Directed by: Tim Burton
Premise: A retelling of Lewis Carroll’s fairy tale. Alice (Mia Wasikowska) falls down a rabbit hole and finds herself in a fantasy world ruled by the cruel Red Queen (Helena Bonham Carter). She must ally herself with the White Queen (Anne Hathaway) to liberate the land by defeating a creature known as the Jabberwocky.
What Works: The scenes involving the Red Queen are some of the best material in Alice in Wonderland. Helena Bonham Carter’s voice is matched with a mostly computer generated character and the two elements combine to deliver a performance that brings a lot of the humor in the film.
What Doesn’t: Alice in Wonderland is a film struggling to define itself and its look. There is no coherent style applied to the story world or to the subject matter. The visuals of the film vary dramatically between the very realistic looking Mad Hatter (Johnny Depp) and the much more cartoonish Red Queen, with other characters and locations falling somewhere in between. The clash in look and style upsets the verisimilitude of the fantasy and makes the film frustrating to watch. There is a serious lack of story or character development in Alice in Wonderland that undermines Alice’s intended journey from timid outsider to assertive warrior. There are no standout moments for Alice to make heroic choices or act in a heroic manner. Actress Mia Wasikowska is miscast in the lead role as she fails to provide a sense of wonder or charisma and even when Alice is faced with mortal danger, her facial expression nearly always looks blank. Alice in Wonderland is presented theatrically in 3-D but the effect is not put to good use. There are no gags to be found and the cinematography fails to capitalize on the depth of field that the 3-D format allows.

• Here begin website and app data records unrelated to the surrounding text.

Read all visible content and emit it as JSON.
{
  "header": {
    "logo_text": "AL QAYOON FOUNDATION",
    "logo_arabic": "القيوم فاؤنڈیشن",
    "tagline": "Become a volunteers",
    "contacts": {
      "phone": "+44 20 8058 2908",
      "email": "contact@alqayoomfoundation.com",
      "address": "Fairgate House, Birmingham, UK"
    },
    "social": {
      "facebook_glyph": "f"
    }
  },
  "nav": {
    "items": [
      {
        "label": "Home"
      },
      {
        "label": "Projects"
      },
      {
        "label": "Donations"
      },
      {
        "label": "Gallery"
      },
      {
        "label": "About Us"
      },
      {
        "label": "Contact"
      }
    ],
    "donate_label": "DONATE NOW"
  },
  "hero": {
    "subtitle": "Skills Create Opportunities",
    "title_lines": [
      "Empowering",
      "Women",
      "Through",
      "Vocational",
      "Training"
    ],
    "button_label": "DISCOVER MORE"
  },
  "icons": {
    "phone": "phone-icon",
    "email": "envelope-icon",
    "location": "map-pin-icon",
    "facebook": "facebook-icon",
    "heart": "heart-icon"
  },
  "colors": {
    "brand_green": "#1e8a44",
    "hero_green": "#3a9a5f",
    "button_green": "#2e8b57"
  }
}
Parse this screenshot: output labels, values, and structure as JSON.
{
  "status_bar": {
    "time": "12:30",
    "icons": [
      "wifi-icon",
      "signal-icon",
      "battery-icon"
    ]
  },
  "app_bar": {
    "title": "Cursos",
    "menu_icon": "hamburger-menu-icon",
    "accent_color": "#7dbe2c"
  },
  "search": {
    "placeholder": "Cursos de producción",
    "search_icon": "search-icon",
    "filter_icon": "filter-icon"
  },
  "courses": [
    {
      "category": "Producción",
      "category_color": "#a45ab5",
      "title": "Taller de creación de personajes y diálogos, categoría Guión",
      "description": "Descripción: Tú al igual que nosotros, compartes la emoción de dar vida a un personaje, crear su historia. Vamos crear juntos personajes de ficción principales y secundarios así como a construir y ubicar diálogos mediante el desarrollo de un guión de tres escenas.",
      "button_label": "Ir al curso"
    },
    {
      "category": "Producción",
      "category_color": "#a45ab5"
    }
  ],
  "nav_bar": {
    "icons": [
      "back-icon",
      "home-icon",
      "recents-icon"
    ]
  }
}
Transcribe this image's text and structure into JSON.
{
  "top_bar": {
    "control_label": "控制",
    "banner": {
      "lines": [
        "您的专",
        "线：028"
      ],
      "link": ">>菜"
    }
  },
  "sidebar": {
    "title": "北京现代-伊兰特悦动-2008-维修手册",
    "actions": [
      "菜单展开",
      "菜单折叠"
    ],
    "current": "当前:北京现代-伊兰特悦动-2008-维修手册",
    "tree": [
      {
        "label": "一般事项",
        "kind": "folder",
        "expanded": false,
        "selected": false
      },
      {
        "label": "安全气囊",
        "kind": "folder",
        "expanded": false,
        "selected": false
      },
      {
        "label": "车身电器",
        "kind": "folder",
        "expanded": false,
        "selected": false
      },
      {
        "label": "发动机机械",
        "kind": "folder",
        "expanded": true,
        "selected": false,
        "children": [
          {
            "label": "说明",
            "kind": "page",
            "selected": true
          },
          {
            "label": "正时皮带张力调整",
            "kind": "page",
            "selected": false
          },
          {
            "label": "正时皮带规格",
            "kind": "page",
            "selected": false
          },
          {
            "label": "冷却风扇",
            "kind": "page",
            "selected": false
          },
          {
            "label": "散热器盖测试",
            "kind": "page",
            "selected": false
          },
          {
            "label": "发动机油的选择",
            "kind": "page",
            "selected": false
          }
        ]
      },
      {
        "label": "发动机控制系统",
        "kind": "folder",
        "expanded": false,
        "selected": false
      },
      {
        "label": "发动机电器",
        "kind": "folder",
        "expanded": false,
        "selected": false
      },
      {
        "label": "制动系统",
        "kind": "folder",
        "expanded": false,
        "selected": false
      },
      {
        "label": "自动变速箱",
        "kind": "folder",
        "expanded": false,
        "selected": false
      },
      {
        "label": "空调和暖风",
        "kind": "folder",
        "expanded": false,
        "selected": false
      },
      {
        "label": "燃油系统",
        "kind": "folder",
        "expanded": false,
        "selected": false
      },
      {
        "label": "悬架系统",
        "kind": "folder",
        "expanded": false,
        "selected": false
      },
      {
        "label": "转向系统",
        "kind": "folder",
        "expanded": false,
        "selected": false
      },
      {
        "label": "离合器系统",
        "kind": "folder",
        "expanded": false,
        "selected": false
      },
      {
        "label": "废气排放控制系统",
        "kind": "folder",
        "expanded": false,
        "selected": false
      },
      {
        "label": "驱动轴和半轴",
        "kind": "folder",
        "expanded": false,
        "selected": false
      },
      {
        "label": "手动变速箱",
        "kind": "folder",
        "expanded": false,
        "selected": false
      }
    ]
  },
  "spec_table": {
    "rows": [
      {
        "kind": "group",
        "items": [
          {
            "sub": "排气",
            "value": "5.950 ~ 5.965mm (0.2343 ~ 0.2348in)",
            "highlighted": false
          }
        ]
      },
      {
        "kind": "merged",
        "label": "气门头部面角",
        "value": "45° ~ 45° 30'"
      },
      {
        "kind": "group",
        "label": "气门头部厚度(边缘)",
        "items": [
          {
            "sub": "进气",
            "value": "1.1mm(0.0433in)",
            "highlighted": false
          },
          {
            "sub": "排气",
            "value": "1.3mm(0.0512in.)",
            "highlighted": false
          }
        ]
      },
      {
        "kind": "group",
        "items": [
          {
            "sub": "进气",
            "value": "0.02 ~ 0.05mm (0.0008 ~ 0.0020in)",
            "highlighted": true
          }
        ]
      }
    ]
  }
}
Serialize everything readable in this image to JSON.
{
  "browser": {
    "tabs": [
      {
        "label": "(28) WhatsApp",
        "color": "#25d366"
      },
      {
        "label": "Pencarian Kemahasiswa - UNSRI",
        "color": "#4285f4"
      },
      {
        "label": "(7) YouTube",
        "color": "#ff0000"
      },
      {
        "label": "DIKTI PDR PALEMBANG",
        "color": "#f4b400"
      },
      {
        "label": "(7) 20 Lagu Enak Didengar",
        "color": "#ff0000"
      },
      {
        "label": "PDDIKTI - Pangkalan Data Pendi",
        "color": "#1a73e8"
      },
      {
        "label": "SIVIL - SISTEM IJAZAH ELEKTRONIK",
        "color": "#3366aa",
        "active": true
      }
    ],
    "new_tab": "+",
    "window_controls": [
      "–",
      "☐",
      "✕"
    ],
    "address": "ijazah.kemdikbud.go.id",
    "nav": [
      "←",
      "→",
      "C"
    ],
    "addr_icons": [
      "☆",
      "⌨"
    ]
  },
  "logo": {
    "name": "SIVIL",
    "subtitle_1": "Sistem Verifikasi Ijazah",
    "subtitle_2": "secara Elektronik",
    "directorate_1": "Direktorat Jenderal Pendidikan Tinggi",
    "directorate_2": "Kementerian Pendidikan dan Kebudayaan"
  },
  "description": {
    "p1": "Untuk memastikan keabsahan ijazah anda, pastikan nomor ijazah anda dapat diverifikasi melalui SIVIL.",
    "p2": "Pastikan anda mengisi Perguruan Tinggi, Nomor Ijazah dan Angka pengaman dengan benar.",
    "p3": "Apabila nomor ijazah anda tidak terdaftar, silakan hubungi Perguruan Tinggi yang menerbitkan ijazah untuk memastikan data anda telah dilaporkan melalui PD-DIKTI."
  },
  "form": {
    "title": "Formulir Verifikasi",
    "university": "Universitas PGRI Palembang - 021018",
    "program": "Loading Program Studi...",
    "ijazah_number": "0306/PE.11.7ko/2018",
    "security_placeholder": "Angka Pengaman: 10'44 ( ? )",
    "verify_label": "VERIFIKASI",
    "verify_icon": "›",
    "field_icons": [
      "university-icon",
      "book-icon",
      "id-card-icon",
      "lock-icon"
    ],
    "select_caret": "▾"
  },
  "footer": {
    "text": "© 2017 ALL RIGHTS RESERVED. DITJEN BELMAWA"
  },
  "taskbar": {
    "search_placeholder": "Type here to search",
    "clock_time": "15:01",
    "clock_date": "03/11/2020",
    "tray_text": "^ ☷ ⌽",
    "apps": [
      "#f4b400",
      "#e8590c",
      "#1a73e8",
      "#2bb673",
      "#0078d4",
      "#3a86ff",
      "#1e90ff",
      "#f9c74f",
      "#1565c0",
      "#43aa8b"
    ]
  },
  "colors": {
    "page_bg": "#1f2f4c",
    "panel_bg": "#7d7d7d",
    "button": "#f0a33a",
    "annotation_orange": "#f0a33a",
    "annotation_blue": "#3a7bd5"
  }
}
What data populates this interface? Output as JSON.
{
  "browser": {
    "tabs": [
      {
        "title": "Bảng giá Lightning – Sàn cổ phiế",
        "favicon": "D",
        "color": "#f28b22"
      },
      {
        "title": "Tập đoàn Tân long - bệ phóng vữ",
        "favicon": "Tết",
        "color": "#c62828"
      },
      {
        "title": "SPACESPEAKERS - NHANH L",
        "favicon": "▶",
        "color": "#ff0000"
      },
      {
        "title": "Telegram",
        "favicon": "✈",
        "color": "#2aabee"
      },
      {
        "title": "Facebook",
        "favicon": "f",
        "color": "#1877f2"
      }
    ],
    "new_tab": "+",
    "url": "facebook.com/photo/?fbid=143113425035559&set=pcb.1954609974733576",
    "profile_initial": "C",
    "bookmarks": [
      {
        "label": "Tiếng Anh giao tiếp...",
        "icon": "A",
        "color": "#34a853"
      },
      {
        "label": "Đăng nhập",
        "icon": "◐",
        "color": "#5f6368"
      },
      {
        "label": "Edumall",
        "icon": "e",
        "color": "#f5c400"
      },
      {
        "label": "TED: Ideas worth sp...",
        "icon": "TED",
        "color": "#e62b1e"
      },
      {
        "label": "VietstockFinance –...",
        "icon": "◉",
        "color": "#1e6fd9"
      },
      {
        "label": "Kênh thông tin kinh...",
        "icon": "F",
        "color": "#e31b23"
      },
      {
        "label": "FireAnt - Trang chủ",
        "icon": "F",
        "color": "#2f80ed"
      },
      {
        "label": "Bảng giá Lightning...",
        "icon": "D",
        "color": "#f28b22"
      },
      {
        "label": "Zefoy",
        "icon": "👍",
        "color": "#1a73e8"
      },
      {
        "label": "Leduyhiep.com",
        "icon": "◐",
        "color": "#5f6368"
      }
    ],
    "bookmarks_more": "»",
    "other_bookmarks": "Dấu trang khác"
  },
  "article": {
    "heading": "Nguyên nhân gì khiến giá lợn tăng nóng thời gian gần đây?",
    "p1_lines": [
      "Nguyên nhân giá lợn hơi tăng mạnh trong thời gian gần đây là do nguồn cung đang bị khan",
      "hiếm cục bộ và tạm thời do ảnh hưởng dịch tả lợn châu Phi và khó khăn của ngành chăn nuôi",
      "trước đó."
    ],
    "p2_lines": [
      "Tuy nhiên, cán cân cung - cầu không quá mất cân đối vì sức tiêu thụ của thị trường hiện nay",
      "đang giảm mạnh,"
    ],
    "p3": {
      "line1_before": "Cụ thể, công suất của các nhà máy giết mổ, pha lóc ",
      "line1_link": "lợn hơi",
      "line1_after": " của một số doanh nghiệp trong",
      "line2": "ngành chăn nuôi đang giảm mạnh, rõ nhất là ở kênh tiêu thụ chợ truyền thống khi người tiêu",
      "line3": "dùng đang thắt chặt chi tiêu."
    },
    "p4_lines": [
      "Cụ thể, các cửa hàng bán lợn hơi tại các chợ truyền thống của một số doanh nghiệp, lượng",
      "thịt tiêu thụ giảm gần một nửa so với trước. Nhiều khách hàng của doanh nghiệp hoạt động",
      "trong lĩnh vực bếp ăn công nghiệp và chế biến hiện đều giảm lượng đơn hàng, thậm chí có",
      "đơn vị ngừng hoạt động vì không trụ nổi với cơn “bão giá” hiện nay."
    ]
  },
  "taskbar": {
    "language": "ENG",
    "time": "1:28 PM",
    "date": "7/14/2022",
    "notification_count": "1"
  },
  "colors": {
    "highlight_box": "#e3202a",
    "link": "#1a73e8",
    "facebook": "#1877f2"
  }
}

Bottom Line: Throughout his career, Tim Burton has struggled in adapting other people’s material and Alice in Wonderland is his latest stumble. There is a lack of vision here that makes the film largely aimless.
Episode: #280 (March 14, 2010)